Your lessons should be required reading for all...

mohammed was a pedophile said...


My grandfather was a Marine in the Pacific during WW2. He mentioned someone needing "Guadalcanal Justice" on more than one occasion.

When the Marines captured Guadalcanal, the enemedia was allowed to come on shore and view the damage, see the Japanese we had captured, etc. After the presstitutes left, the Marines took the prisoners behind a ridge.

The Marines came back, the Japanese POWs did not.

We cannot use conventional tactics against an unconventional enemy. I have some PROFOUND disagreements with how this war is being prosecuted. So much so that I am nearly to the point of advocating pulling the troops out of Iraq altogether since the Bush Administration does not want to fight the war.

One more thing: Great News!!! The Koran now comes in 2-ply. Much better to wipe with.

Anonymous said...

Gordon is a pussy Uncle Ted...

He just leaves bombs and leaves.

Anonymous said...

WAY TO GO UNCLE TED!!! Previous post is right - the Ds leave bombs and leave.
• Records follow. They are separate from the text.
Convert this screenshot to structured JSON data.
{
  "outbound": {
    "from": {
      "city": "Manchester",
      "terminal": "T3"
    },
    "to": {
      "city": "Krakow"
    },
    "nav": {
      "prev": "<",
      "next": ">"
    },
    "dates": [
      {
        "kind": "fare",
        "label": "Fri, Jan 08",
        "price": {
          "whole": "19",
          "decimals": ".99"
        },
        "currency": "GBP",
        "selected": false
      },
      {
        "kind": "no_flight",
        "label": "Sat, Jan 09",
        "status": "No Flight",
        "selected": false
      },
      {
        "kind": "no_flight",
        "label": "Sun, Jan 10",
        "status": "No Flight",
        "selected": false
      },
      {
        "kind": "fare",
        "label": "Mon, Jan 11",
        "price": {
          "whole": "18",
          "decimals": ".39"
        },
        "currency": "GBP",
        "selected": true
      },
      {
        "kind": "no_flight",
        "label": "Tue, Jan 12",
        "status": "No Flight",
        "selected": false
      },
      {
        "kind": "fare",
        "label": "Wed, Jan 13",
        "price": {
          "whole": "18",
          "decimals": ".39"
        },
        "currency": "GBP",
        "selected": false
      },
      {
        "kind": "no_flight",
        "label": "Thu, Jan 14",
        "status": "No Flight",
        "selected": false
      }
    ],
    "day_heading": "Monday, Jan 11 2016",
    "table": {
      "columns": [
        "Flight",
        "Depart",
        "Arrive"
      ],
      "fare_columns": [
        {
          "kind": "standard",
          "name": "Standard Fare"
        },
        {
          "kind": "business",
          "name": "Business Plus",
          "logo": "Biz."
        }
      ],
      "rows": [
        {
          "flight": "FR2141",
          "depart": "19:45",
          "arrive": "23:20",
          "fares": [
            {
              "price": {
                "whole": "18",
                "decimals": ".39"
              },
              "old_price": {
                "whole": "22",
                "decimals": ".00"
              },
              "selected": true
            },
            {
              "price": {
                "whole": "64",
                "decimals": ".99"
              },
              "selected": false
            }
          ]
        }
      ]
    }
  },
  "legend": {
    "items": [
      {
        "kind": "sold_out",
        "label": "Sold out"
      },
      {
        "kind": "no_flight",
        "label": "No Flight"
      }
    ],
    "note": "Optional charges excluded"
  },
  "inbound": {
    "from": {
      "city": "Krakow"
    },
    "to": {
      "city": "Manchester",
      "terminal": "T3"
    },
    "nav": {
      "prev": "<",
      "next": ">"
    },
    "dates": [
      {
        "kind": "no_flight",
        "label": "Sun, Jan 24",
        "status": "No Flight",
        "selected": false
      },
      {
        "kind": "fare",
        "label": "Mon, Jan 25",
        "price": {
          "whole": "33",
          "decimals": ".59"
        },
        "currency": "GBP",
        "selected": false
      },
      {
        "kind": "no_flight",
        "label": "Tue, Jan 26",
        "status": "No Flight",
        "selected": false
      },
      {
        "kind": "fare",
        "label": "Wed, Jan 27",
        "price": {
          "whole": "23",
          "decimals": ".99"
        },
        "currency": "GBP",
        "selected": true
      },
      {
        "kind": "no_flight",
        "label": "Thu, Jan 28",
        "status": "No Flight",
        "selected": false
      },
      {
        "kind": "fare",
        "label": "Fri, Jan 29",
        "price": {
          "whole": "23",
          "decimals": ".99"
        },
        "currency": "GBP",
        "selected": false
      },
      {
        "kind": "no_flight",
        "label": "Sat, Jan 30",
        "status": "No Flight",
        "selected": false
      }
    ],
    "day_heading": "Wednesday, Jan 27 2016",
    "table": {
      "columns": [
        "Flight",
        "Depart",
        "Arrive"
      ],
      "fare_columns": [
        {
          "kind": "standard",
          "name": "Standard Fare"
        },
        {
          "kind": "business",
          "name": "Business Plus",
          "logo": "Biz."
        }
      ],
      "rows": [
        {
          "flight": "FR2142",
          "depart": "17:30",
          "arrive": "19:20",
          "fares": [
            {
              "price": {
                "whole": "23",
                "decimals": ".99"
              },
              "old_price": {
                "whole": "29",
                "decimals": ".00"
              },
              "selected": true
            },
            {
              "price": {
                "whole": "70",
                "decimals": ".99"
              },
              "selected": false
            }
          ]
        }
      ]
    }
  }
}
You're right about taking it to 'em. They are reeling every time we do because they don't expect it, then cry foul when we pick up their unexploded grenade and throw it back in their face.

Anonymous said...

Where's Louis Rukhesyer been.

Sporer is back-Dems beware.

Anonymous said...

f 'em up uncle teddy.

funny how gordon will come shit all over krusty just go get people fired up but he doesn't DARE post on uncle teddy's site cause his world will get rocked.

Anonymous said...

Don't forget back to back years of monster hurricanes.

Anonymous said...

Excellent use of the term "buggered"

mohammed was a pedophile said...

Have to take issue with you on one thing Ted. Non WOT domestic discretionary spening increased over 32% during Bush's first term. Haven't had time to research the second term yet but I'll bet its even higher.

Nussle was budget chair during that entire timeframe.

mohammed was a pedophile said...


Don't you know anything? Those hurricanes were generated by Karl Rove's weather machine becuase Republicans hate black people.

Anonymous said...

Why would Gordon post on Teddy's barely update website? Come on, Ted your blog is taking up the rear of GOP blogs.

mohammed was a pedophile said...


Instead of bitching about this blog, why don't you head over to the Mitt Romney Ass Kissing Society aka Krusty.